The comments on TRICON’s Instagram post announcing Breidinger’s arrival in the sport, though, proved exactly why this kind of sponsorship is needed if we want to make racing a more hospitable place for women.
“I mean. If Monster gave us the Monster Girls…y’all see where I’m going with this?” one user wrote.
“If the team doesn’t change the “y” in toyota to a thong , I am giving up of the marketing of all race teams,” another said.
Other comments imagined explicit scenarios featuring female drivers. Still others questioned Breidinger’s credentials, despite her being the winningest woman in USAC history.
I’ve spent several years covering the roles of women in motorsport, so it comes as no surprise to find that male fans have once again found a way to transform an inspiring announcement into an opportunity to objectify women. (There are, for example, multiple men across the Internet begging for an opportunity to sexualize the drivers of the new all-female F1 Academy, despite many of those drivers being minors.) But the only way to weed out these mindsets is to continue seeing women compete — to encourage them to line up more female-focused sponsors and to accept more drives in top-level competition. The naysayers will remain, but their voices will be drowned out by the results of the women regularly racing and finishing well.
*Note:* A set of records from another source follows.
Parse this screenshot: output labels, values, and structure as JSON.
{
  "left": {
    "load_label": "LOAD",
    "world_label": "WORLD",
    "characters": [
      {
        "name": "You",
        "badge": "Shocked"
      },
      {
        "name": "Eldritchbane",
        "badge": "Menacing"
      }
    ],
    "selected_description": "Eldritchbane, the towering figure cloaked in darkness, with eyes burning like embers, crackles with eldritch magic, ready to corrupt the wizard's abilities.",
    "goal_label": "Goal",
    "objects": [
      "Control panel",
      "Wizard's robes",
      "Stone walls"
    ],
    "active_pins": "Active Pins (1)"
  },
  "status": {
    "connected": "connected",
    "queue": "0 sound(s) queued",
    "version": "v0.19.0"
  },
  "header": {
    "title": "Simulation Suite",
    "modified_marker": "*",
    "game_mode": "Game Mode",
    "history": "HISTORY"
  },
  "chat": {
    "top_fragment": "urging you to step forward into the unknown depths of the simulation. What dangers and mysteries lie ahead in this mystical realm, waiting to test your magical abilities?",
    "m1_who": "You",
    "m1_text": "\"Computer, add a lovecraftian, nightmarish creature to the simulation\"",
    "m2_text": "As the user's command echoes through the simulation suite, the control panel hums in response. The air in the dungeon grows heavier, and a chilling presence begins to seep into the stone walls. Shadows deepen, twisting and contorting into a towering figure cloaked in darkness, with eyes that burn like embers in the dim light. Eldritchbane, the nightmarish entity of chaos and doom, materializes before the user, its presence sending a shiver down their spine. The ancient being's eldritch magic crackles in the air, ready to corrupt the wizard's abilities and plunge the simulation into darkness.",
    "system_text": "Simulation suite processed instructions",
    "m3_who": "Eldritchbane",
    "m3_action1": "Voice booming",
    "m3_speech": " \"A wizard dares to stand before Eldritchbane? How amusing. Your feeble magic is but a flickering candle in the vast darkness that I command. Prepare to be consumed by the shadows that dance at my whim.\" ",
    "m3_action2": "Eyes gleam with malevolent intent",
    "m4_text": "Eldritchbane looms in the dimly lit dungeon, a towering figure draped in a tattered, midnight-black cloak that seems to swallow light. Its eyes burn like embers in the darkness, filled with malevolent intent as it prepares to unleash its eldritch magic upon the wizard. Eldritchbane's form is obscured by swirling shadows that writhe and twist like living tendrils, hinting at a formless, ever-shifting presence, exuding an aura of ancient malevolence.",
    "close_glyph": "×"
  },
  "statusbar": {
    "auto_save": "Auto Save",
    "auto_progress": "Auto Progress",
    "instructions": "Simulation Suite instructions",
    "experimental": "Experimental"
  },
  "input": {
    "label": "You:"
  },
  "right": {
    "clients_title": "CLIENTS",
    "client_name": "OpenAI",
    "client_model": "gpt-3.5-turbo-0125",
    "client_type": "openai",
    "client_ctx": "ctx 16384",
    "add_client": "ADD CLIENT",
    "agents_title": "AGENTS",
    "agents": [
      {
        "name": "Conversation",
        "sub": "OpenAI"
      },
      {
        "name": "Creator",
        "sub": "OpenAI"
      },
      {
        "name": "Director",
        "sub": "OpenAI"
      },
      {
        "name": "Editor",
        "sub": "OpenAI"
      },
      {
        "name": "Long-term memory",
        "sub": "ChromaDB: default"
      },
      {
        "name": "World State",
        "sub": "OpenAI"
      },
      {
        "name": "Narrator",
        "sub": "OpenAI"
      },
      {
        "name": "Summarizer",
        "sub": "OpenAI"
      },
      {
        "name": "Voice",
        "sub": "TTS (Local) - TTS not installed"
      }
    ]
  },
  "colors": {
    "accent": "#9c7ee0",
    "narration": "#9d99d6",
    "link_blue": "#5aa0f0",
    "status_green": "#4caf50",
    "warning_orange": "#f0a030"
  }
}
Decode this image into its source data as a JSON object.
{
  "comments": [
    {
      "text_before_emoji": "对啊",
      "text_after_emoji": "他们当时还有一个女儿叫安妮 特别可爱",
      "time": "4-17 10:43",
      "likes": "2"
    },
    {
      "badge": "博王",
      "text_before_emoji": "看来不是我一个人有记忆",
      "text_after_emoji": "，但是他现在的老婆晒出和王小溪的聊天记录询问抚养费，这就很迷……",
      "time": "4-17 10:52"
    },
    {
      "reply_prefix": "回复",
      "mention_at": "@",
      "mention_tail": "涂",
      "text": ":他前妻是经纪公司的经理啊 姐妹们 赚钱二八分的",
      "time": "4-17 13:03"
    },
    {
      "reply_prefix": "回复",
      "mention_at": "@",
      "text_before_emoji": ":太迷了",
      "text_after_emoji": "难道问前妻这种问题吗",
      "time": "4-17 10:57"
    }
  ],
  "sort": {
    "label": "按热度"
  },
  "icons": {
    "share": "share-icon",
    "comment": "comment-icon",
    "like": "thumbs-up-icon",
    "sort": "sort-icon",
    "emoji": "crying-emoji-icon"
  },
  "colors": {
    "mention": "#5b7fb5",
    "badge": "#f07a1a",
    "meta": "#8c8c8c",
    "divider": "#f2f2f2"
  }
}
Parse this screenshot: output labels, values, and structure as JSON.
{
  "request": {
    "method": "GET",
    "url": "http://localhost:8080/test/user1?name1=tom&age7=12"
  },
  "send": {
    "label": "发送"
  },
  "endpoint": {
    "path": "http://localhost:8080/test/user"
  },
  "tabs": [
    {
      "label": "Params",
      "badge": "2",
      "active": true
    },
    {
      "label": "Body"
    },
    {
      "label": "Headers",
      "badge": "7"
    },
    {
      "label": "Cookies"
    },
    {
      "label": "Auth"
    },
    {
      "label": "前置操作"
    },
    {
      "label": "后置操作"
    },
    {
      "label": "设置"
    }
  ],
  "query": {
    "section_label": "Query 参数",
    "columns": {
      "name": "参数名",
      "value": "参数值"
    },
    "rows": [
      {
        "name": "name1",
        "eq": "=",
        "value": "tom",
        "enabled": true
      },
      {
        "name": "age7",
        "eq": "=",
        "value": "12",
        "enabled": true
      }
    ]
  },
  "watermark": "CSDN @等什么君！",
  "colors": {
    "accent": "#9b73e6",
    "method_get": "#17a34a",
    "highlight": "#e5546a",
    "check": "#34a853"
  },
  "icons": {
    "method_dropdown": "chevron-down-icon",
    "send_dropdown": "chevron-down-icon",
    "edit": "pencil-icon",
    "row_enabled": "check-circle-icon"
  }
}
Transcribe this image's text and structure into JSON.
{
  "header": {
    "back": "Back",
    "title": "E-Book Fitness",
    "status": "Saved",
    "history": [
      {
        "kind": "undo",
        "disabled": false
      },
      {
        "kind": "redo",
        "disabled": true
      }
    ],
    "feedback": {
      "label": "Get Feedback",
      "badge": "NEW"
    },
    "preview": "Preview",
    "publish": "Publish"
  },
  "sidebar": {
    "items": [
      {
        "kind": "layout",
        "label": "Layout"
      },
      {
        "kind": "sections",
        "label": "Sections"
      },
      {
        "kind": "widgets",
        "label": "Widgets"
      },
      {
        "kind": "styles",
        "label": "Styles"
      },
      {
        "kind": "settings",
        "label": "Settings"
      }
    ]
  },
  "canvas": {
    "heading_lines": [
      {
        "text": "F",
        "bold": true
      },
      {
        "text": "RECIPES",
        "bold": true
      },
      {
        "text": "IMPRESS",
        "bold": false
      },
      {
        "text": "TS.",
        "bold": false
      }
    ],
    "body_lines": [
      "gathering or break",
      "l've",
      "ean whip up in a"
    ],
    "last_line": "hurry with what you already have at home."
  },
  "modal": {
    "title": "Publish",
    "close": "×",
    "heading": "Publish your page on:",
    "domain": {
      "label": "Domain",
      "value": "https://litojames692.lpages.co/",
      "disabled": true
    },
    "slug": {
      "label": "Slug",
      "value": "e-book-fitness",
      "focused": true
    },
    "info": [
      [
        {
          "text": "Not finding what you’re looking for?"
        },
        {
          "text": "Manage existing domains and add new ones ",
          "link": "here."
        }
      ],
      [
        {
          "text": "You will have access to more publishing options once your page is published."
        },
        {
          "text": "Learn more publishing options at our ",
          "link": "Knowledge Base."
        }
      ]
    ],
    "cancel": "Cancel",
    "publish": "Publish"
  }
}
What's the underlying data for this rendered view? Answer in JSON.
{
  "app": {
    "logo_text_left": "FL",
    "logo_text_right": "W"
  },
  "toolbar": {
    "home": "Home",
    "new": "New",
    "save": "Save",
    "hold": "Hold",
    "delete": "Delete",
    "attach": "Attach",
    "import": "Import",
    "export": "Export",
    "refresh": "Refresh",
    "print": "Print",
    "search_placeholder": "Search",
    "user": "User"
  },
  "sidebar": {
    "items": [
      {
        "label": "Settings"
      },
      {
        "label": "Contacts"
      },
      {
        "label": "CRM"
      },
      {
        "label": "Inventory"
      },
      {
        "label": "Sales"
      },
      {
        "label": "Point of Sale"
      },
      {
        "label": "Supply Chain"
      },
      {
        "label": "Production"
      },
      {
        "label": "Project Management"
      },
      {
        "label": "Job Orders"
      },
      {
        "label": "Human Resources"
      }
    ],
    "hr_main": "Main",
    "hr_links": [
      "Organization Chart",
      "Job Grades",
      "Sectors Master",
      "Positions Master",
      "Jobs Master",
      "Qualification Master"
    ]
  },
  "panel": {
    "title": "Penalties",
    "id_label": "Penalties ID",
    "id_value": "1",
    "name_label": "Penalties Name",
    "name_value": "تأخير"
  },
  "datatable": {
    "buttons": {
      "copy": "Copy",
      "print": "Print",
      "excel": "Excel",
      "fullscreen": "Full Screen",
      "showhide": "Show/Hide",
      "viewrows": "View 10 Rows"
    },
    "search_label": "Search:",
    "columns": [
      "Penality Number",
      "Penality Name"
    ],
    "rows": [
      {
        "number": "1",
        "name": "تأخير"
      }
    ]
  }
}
A Victoria’s Secret sponsorship was always going to raise some eyebrows in motorsport’s male-dominated sphere — and I think that’s a damn good thing. Women don’t need to bend over backwards to fit into the masculine image demanded by motorsport; we need to start carving out a larger and larger niche until the naysayers are forced to eat their chauvinistic words.